**Work instruction:** Output all records exactly.

**Information:**

··········

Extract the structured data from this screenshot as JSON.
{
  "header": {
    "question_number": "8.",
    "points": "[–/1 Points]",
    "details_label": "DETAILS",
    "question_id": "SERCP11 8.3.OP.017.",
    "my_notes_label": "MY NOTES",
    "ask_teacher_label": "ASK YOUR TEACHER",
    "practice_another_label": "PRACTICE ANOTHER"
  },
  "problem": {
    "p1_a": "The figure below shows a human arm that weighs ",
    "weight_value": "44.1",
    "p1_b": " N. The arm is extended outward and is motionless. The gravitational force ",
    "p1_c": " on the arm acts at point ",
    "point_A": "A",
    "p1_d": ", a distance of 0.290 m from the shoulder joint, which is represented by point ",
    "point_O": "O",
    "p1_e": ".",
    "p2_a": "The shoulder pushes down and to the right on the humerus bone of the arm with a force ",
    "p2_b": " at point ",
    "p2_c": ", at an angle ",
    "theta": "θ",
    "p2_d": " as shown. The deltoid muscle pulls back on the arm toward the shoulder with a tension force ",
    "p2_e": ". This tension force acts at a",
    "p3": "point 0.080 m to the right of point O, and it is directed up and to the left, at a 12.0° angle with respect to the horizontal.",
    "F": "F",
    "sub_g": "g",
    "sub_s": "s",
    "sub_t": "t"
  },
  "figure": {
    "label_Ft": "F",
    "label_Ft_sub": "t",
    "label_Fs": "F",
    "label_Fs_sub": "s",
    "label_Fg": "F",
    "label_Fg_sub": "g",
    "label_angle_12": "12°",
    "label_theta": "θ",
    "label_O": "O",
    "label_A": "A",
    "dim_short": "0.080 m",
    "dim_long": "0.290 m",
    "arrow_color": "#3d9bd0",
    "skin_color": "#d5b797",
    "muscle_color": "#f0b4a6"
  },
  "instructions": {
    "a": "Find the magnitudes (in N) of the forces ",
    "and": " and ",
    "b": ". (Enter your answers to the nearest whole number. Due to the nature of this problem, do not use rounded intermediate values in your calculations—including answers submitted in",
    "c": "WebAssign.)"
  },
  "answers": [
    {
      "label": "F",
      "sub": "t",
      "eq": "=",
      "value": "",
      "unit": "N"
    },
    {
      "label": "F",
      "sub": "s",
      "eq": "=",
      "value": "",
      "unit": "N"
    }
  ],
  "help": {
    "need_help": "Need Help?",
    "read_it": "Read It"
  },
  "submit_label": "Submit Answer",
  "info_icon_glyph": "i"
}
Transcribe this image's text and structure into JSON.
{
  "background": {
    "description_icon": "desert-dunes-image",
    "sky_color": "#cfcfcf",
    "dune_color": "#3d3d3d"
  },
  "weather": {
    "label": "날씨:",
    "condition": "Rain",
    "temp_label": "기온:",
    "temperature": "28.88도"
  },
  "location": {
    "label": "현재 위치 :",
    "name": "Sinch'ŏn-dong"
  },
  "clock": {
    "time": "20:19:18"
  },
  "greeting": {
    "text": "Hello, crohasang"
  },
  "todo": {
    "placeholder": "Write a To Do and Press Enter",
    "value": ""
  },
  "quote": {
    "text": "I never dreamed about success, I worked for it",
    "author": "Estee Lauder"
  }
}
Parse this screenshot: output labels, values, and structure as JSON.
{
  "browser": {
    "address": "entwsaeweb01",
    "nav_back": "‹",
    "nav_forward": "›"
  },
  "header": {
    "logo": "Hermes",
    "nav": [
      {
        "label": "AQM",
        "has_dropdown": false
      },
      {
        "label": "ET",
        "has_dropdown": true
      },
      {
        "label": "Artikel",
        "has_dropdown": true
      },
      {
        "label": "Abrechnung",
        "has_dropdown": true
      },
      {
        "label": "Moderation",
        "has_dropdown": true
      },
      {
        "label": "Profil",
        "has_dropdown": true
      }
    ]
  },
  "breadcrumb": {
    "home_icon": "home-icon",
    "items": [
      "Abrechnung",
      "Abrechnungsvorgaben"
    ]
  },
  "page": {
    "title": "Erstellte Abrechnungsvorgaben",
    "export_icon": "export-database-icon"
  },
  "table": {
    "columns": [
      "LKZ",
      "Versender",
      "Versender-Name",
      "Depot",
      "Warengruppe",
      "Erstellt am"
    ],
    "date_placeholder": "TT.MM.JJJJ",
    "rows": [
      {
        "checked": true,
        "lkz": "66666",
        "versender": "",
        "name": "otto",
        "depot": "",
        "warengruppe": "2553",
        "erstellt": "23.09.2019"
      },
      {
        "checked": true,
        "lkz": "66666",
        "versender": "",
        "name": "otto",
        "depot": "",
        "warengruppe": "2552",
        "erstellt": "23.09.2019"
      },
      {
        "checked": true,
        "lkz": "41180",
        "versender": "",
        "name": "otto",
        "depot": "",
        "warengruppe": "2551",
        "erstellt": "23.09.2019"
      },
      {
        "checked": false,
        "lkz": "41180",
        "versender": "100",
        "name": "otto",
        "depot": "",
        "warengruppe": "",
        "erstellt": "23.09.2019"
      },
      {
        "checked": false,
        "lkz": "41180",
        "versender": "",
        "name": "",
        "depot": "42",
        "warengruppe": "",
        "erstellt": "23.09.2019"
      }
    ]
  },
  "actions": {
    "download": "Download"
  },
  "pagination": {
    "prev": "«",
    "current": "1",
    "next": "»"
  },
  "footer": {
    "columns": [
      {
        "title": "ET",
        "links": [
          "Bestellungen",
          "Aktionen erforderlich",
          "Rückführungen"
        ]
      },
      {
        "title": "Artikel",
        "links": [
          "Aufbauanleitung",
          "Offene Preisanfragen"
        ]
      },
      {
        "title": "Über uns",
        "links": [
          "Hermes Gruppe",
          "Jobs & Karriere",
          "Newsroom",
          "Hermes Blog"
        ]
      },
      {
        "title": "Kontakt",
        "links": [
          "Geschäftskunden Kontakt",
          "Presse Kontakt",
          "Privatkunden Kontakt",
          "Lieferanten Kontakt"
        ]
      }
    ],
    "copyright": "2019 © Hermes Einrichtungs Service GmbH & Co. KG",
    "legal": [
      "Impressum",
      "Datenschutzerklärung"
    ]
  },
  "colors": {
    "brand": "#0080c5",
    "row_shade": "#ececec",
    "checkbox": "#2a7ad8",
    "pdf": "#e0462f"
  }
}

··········

**Answer box:**
Extract the structured data from this screenshot as JSON.
{
  "header": {
    "question_number": "8.",
    "points": "[–/1 Points]",
    "details_label": "DETAILS",
    "question_id": "SERCP11 8.3.OP.017.",
    "my_notes_label": "MY NOTES",
    "ask_teacher_label": "ASK YOUR TEACHER",
    "practice_another_label": "PRACTICE ANOTHER"
  },
  "problem": {
    "p1_a": "The figure below shows a human arm that weighs ",
    "weight_value": "44.1",
    "p1_b": " N. The arm is extended outward and is motionless. The gravitational force ",
    "p1_c": " on the arm acts at point ",
    "point_A": "A",
    "p1_d": ", a distance of 0.290 m from the shoulder joint, which is represented by point ",
    "point_O": "O",
    "p1_e": ".",
    "p2_a": "The shoulder pushes down and to the right on the humerus bone of the arm with a force ",
    "p2_b": " at point ",
    "p2_c": ", at an angle ",
    "theta": "θ",
    "p2_d": " as shown. The deltoid muscle pulls back on the arm toward the shoulder with a tension force ",
    "p2_e": ". This tension force acts at a",
    "p3": "point 0.080 m to the right of point O, and it is directed up and to the left, at a 12.0° angle with respect to the horizontal.",
    "F": "F",
    "sub_g": "g",
    "sub_s": "s",
    "sub_t": "t"
  },
  "figure": {
    "label_Ft": "F",
    "label_Ft_sub": "t",
    "label_Fs": "F",
    "label_Fs_sub": "s",
    "label_Fg": "F",
    "label_Fg_sub": "g",
    "label_angle_12": "12°",
    "label_theta": "θ",
    "label_O": "O",
    "label_A": "A",
    "dim_short": "0.080 m",
    "dim_long": "0.290 m",
    "arrow_color": "#3d9bd0",
    "skin_color": "#d5b797",
    "muscle_color": "#f0b4a6"
  },
  "instructions": {
    "a": "Find the magnitudes (in N) of the forces ",
    "and": " and ",
    "b": ". (Enter your answers to the nearest whole number. Due to the nature of this problem, do not use rounded intermediate values in your calculations—including answers submitted in",
    "c": "WebAssign.)"
  },
  "answers": [
    {
      "label": "F",
      "sub": "t",
      "eq": "=",
      "value": "",
      "unit": "N"
    },
    {
      "label": "F",
      "sub": "s",
      "eq": "=",
      "value": "",
      "unit": "N"
    }
  ],
  "help": {
    "need_help": "Need Help?",
    "read_it": "Read It"
  },
  "submit_label": "Submit Answer",
  "info_icon_glyph": "i"
}
Transcribe this image's text and structure into JSON.
{
  "background": {
    "description_icon": "desert-dunes-image",
    "sky_color": "#cfcfcf",
    "dune_color": "#3d3d3d"
  },
  "weather": {
    "label": "날씨:",
    "condition": "Rain",
    "temp_label": "기온:",
    "temperature": "28.88도"
  },
  "location": {
    "label": "현재 위치 :",
    "name": "Sinch'ŏn-dong"
  },
  "clock": {
    "time": "20:19:18"
  },
  "greeting": {
    "text": "Hello, crohasang"
  },
  "todo": {
    "placeholder": "Write a To Do and Press Enter",
    "value": ""
  },
  "quote": {
    "text": "I never dreamed about success, I worked for it",
    "author": "Estee Lauder"
  }
}
Parse this screenshot: output labels, values, and structure as JSON.
{
  "browser": {
    "address": "entwsaeweb01",
    "nav_back": "‹",
    "nav_forward": "›"
  },
  "header": {
    "logo": "Hermes",
    "nav": [
      {
        "label": "AQM",
        "has_dropdown": false
      },
      {
        "label": "ET",
        "has_dropdown": true
      },
      {
        "label": "Artikel",
        "has_dropdown": true
      },
      {
        "label": "Abrechnung",
        "has_dropdown": true
      },
      {
        "label": "Moderation",
        "has_dropdown": true
      },
      {
        "label": "Profil",
        "has_dropdown": true
      }
    ]
  },
  "breadcrumb": {
    "home_icon": "home-icon",
    "items": [
      "Abrechnung",
      "Abrechnungsvorgaben"
    ]
  },
  "page": {
    "title": "Erstellte Abrechnungsvorgaben",
    "export_icon": "export-database-icon"
  },
  "table": {
    "columns": [
      "LKZ",
      "Versender",
      "Versender-Name",
      "Depot",
      "Warengruppe",
      "Erstellt am"
    ],
    "date_placeholder": "TT.MM.JJJJ",
    "rows": [
      {
        "checked": true,
        "lkz": "66666",
        "versender": "",
        "name": "otto",
        "depot": "",
        "warengruppe": "2553",
        "erstellt": "23.09.2019"
      },
      {
        "checked": true,
        "lkz": "66666",
        "versender": "",
        "name": "otto",
        "depot": "",
        "warengruppe": "2552",
        "erstellt": "23.09.2019"
      },
      {
        "checked": true,
        "lkz": "41180",
        "versender": "",
        "name": "otto",
        "depot": "",
        "warengruppe": "2551",
        "erstellt": "23.09.2019"
      },
      {
        "checked": false,
        "lkz": "41180",
        "versender": "100",
        "name": "otto",
        "depot": "",
        "warengruppe": "",
        "erstellt": "23.09.2019"
      },
      {
        "checked": false,
        "lkz": "41180",
        "versender": "",
        "name": "",
        "depot": "42",
        "warengruppe": "",
        "erstellt": "23.09.2019"
      }
    ]
  },
  "actions": {
    "download": "Download"
  },
  "pagination": {
    "prev": "«",
    "current": "1",
    "next": "»"
  },
  "footer": {
    "columns": [
      {
        "title": "ET",
        "links": [
          "Bestellungen",
          "Aktionen erforderlich",
          "Rückführungen"
        ]
      },
      {
        "title": "Artikel",
        "links": [
          "Aufbauanleitung",
          "Offene Preisanfragen"
        ]
      },
      {
        "title": "Über uns",
        "links": [
          "Hermes Gruppe",
          "Jobs & Karriere",
          "Newsroom",
          "Hermes Blog"
        ]
      },
      {
        "title": "Kontakt",
        "links": [
          "Geschäftskunden Kontakt",
          "Presse Kontakt",
          "Privatkunden Kontakt",
          "Lieferanten Kontakt"
        ]
      }
    ],
    "copyright": "2019 © Hermes Einrichtungs Service GmbH & Co. KG",
    "legal": [
      "Impressum",
      "Datenschutzerklärung"
    ]
  },
  "colors": {
    "brand": "#0080c5",
    "row_shade": "#ececec",
    "checkbox": "#2a7ad8",
    "pdf": "#e0462f"
  }
}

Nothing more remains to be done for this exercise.